§ The task:
Within the entries that follow, show each line where the word "avatar" occurs.
Segment Open
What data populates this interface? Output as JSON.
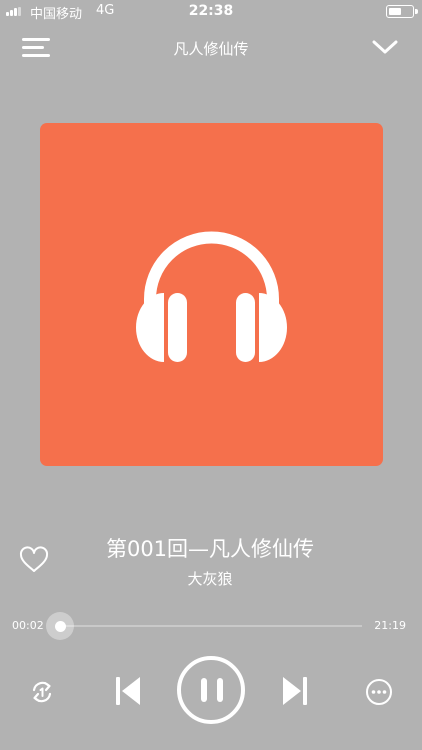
{
  "status_bar": {
    "carrier": "中国移动",
    "network": "4G",
    "time": "22:38",
    "battery_level": 0.55
  },
  "header": {
    "title": "凡人修仙传",
    "menu_icon": "hamburger-menu-icon",
    "collapse_icon": "chevron-down-icon"
  },
  "cover": {
    "background_color": "#f5704c",
    "icon": "headphones-icon"
  },
  "track": {
    "title": "第001回—凡人修仙传",
    "artist": "大灰狼",
    "liked": false
  },
  "progress": {
    "current_time": "00:02",
    "total_time": "21:19",
    "fraction": 0.002
  },
  "controls": {
    "repeat_icon": "repeat-one-icon",
    "prev_icon": "skip-previous-icon",
    "state": "playing",
    "play_pause_icon": "pause-icon",
    "next_icon": "skip-next-icon",
    "more_icon": "more-horizontal-icon"
  },
  "colors": {
    "background": "#b2b2b2",
    "accent": "#f5704c",
    "foreground": "#ffffff"
  }
}
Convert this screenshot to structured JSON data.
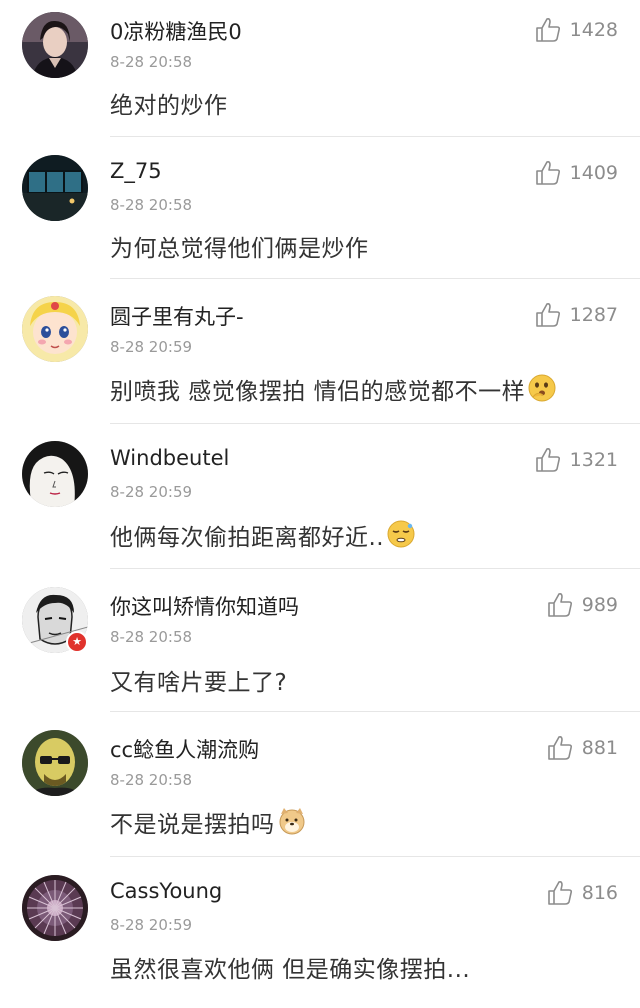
{
  "comments": [
    {
      "username": "0凉粉糖渔民0",
      "time": "8-28 20:58",
      "text": "绝对的炒作",
      "likes": "1428",
      "avatar": "woman-portrait-avatar"
    },
    {
      "username": "Z_75",
      "time": "8-28 20:58",
      "text": "为何总觉得他们俩是炒作",
      "likes": "1409",
      "avatar": "night-window-avatar"
    },
    {
      "username": "圆子里有丸子-",
      "time": "8-28 20:59",
      "text": "别喷我 感觉像摆拍 情侣的感觉都不一样",
      "likes": "1287",
      "avatar": "cartoon-girl-avatar",
      "emoji": "thinking-emoji"
    },
    {
      "username": "Windbeutel",
      "time": "8-28 20:59",
      "text": "他俩每次偷拍距离都好近..",
      "likes": "1321",
      "avatar": "manga-face-avatar",
      "emoji": "sleepy-emoji"
    },
    {
      "username": "你这叫矫情你知道吗",
      "time": "8-28 20:58",
      "text": "又有啥片要上了?",
      "likes": "989",
      "avatar": "comic-fighter-avatar",
      "badge": "verified-badge"
    },
    {
      "username": "cc鲶鱼人潮流购",
      "time": "8-28 20:58",
      "text": "不是说是摆拍吗",
      "likes": "881",
      "avatar": "bald-man-avatar",
      "emoji": "doge-emoji"
    },
    {
      "username": "CassYoung",
      "time": "8-28 20:59",
      "text": "虽然很喜欢他俩 但是确实像摆拍...",
      "likes": "816",
      "avatar": "sea-urchin-avatar"
    }
  ],
  "icons": {
    "like": "thumbs-up-icon"
  },
  "colors": {
    "username": "#222222",
    "time": "#9a9a9a",
    "text": "#333333",
    "like": "#8c8c8c",
    "divider": "#e6e6e6"
  }
}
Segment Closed
§ Response area:
      "avatar": "woman-portrait-avatar"
      "avatar": "night-window-avatar"
      "avatar": "cartoon-girl-avatar",
      "avatar": "manga-face-avatar",
      "avatar": "comic-fighter-avatar",
      "avatar": "bald-man-avatar",
      "avatar": "sea-urchin-avatar"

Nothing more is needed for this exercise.